Macau (MNA) – Companhia de Engenharia e Construção Weng Fok Limitada, the original contractor of the collapsed residential building Sin Fong Garden, is considering to file lawsuits against three Hong Kong professors and a Hong Kong laboratory both in Macau and Hong Kong.
The owner of the Weng Fok company, Ho Weng Cheong, said that he doubted the 2012 report conducted by the three professors and the laboratory, claiming in a recent interview with a Hong Kong magazine that it was invalid.
At the onset of the Sin Fong Garden issue, the three professors from the Hong Kong University and the Hong Kong Castco Laboratory were hired by the Macau SAR Government to investigate and evaluate the safety of the building.
A report then issued by the Hong Kong team later found that an incident on a substandard support pillar was to blame for the collapse.
However, Mr. Ho told media that he have hired other experts from Portugal and Hong Kong to carry out further analysis which highlighted several problems in the report regarding the testing process and the standards used.
Mr. Ho claims the Hong Kong University team did not follow the regulated process on examinations, and that the entire report also lacked the stamp from the Hong Kong Accreditation Services (HKAS).
In addition, as the Hong Kong University team announced the testing results within one day after receiving the sample of the collapsed pillar in 2012, Mr. Ho questioned the validity of the testing.
The company is considering filing a lawsuit in both Macau and Hong Kong courts.
Meanwhile, Arnaldo de Oliveira Sales, the guidance engineer of the Sin Fong Garden, claimed that he had reported his doubts about the report to the judiciary organ in Macau in charing the Hong Kong team as well in an interview with local Chinese newspaper Macau Daily.
On the other hand, Wen Fok and three other contractors were charged by the MSAR Government for compensations linked to Sin Fong Garden. The lawsuit will take place on December 4 and 5, 2019.
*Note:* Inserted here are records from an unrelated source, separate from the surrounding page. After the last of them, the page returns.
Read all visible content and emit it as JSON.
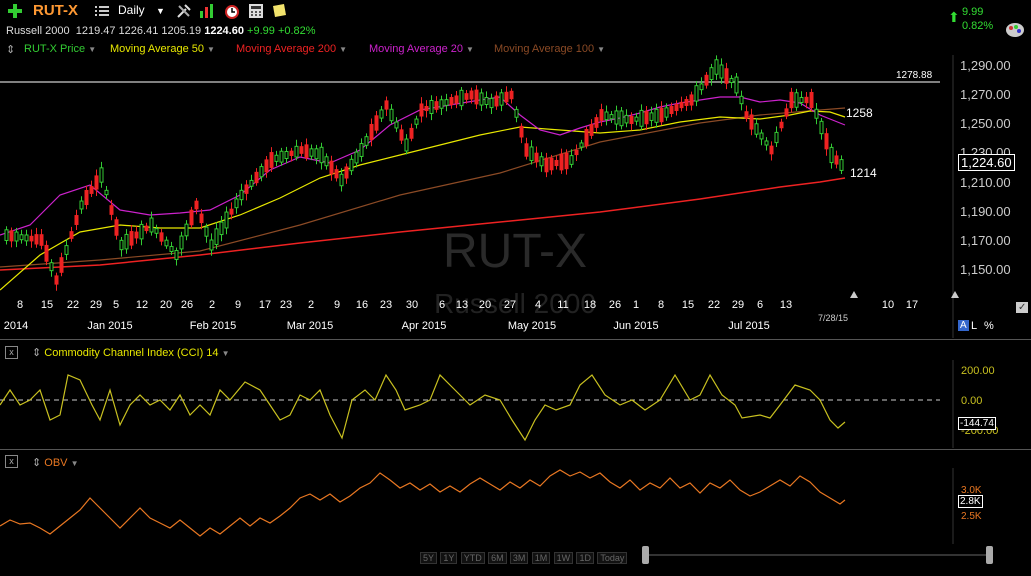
{
  "toolbar": {
    "symbol": "RUT-X",
    "interval": "Daily",
    "change_value": "9.99",
    "change_pct": "0.82%"
  },
  "quote": {
    "name": "Russell 2000",
    "open": "1219.47",
    "high": "1226.41",
    "low": "1205.19",
    "last": "1224.60",
    "change": "+9.99",
    "change_pct": "+0.82%"
  },
  "legend": [
    {
      "label": "RUT-X Price",
      "color": "#33cc33"
    },
    {
      "label": "Moving Average 50",
      "color": "#e8e800"
    },
    {
      "label": "Moving Average 200",
      "color": "#ee2222"
    },
    {
      "label": "Moving Average 20",
      "color": "#cc22cc"
    },
    {
      "label": "Moving Average 100",
      "color": "#8b4a25"
    }
  ],
  "price_axis": [
    "1,290.00",
    "1,270.00",
    "1,250.00",
    "1,230.00",
    "1,210.00",
    "1,190.00",
    "1,170.00",
    "1,150.00"
  ],
  "current_price_tag": "1,224.60",
  "annotations": {
    "resistance": "1278.88",
    "ma_label_1": "1258",
    "ma_label_2": "1214",
    "date_marker": "7/28/15"
  },
  "watermark": {
    "symbol": "RUT-X",
    "name": "Russell 2000"
  },
  "x_day_labels": [
    "8",
    "15",
    "22",
    "29",
    "5",
    "12",
    "20",
    "26",
    "2",
    "9",
    "17",
    "23",
    "2",
    "9",
    "16",
    "23",
    "30",
    "6",
    "13",
    "20",
    "27",
    "4",
    "11",
    "18",
    "26",
    "1",
    "8",
    "15",
    "22",
    "29",
    "6",
    "13",
    "10",
    "17"
  ],
  "x_month_labels": [
    "2014",
    "Jan 2015",
    "Feb 2015",
    "Mar 2015",
    "Apr 2015",
    "May 2015",
    "Jun 2015",
    "Jul 2015"
  ],
  "top_right_tools": {
    "a": "A",
    "l": "L",
    "pct": "%",
    "gear": "✓"
  },
  "cci": {
    "title": "Commodity Channel Index (CCI) 14",
    "axis": [
      "200.00",
      "0.00",
      "-200.00"
    ],
    "current": "-144.74"
  },
  "obv": {
    "title": "OBV",
    "axis": [
      "3.0K",
      "2.5K"
    ],
    "current": "2.8K"
  },
  "range_buttons": [
    "5Y",
    "1Y",
    "YTD",
    "6M",
    "3M",
    "1M",
    "1W",
    "1D",
    "Today"
  ]
}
The Sin Fong Garden residential complex is under reconstruction and is expected to be completed in 2021.